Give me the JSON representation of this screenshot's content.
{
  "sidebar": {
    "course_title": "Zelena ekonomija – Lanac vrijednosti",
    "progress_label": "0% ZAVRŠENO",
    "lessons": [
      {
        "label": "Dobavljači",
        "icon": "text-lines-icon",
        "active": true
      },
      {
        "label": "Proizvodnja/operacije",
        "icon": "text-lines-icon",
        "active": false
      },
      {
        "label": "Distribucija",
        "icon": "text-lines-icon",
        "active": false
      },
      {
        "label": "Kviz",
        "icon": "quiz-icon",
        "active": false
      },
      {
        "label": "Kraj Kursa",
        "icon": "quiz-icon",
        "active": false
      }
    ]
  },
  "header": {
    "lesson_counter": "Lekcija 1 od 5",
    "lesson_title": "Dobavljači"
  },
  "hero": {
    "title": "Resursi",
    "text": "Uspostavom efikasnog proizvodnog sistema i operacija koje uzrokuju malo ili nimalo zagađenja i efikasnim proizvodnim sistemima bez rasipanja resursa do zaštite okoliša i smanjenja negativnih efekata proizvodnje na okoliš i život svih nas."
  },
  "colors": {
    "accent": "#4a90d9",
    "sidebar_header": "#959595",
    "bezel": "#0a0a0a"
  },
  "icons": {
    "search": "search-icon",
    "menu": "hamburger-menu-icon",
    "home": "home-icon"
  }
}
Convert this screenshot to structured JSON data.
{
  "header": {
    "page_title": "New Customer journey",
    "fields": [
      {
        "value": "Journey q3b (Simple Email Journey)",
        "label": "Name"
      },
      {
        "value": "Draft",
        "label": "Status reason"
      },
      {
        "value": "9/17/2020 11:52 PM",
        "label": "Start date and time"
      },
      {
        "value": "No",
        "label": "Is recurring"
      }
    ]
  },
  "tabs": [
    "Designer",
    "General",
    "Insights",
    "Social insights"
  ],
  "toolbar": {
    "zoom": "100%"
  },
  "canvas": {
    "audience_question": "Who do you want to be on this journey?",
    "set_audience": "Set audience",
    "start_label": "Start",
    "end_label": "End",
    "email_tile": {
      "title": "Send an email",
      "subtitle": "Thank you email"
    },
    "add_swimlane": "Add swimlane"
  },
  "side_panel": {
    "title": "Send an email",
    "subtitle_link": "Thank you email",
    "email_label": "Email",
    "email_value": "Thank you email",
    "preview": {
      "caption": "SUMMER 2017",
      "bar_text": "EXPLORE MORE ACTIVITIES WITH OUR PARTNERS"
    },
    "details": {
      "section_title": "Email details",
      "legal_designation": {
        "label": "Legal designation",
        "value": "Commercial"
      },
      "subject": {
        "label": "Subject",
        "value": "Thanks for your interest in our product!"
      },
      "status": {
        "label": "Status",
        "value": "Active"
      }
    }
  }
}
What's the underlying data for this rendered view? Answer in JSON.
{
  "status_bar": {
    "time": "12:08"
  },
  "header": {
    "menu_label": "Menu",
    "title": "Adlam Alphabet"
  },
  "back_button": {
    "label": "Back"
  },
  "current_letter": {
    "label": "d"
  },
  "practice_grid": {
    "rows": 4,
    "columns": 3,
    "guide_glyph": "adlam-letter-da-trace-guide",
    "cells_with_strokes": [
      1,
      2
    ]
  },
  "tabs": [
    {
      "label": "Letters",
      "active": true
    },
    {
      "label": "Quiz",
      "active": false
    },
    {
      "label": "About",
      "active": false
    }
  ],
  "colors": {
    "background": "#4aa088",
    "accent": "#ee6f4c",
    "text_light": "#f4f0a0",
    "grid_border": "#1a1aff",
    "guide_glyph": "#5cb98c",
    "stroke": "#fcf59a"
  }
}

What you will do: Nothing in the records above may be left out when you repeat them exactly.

Written solution:
Give me the JSON representation of this screenshot's content.
{
  "sidebar": {
    "course_title": "Zelena ekonomija – Lanac vrijednosti",
    "progress_label": "0% ZAVRŠENO",
    "lessons": [
      {
        "label": "Dobavljači",
        "icon": "text-lines-icon",
        "active": true
      },
      {
        "label": "Proizvodnja/operacije",
        "icon": "text-lines-icon",
        "active": false
      },
      {
        "label": "Distribucija",
        "icon": "text-lines-icon",
        "active": false
      },
      {
        "label": "Kviz",
        "icon": "quiz-icon",
        "active": false
      },
      {
        "label": "Kraj Kursa",
        "icon": "quiz-icon",
        "active": false
      }
    ]
  },
  "header": {
    "lesson_counter": "Lekcija 1 od 5",
    "lesson_title": "Dobavljači"
  },
  "hero": {
    "title": "Resursi",
    "text": "Uspostavom efikasnog proizvodnog sistema i operacija koje uzrokuju malo ili nimalo zagađenja i efikasnim proizvodnim sistemima bez rasipanja resursa do zaštite okoliša i smanjenja negativnih efekata proizvodnje na okoliš i život svih nas."
  },
  "colors": {
    "accent": "#4a90d9",
    "sidebar_header": "#959595",
    "bezel": "#0a0a0a"
  },
  "icons": {
    "search": "search-icon",
    "menu": "hamburger-menu-icon",
    "home": "home-icon"
  }
}
Convert this screenshot to structured JSON data.
{
  "header": {
    "page_title": "New Customer journey",
    "fields": [
      {
        "value": "Journey q3b (Simple Email Journey)",
        "label": "Name"
      },
      {
        "value": "Draft",
        "label": "Status reason"
      },
      {
        "value": "9/17/2020 11:52 PM",
        "label": "Start date and time"
      },
      {
        "value": "No",
        "label": "Is recurring"
      }
    ]
  },
  "tabs": [
    "Designer",
    "General",
    "Insights",
    "Social insights"
  ],
  "toolbar": {
    "zoom": "100%"
  },
  "canvas": {
    "audience_question": "Who do you want to be on this journey?",
    "set_audience": "Set audience",
    "start_label": "Start",
    "end_label": "End",
    "email_tile": {
      "title": "Send an email",
      "subtitle": "Thank you email"
    },
    "add_swimlane": "Add swimlane"
  },
  "side_panel": {
    "title": "Send an email",
    "subtitle_link": "Thank you email",
    "email_label": "Email",
    "email_value": "Thank you email",
    "preview": {
      "caption": "SUMMER 2017",
      "bar_text": "EXPLORE MORE ACTIVITIES WITH OUR PARTNERS"
    },
    "details": {
      "section_title": "Email details",
      "legal_designation": {
        "label": "Legal designation",
        "value": "Commercial"
      },
      "subject": {
        "label": "Subject",
        "value": "Thanks for your interest in our product!"
      },
      "status": {
        "label": "Status",
        "value": "Active"
      }
    }
  }
}
What's the underlying data for this rendered view? Answer in JSON.
{
  "status_bar": {
    "time": "12:08"
  },
  "header": {
    "menu_label": "Menu",
    "title": "Adlam Alphabet"
  },
  "back_button": {
    "label": "Back"
  },
  "current_letter": {
    "label": "d"
  },
  "practice_grid": {
    "rows": 4,
    "columns": 3,
    "guide_glyph": "adlam-letter-da-trace-guide",
    "cells_with_strokes": [
      1,
      2
    ]
  },
  "tabs": [
    {
      "label": "Letters",
      "active": true
    },
    {
      "label": "Quiz",
      "active": false
    },
    {
      "label": "About",
      "active": false
    }
  ],
  "colors": {
    "background": "#4aa088",
    "accent": "#ee6f4c",
    "text_light": "#f4f0a0",
    "grid_border": "#1a1aff",
    "guide_glyph": "#5cb98c",
    "stroke": "#fcf59a"
  }
}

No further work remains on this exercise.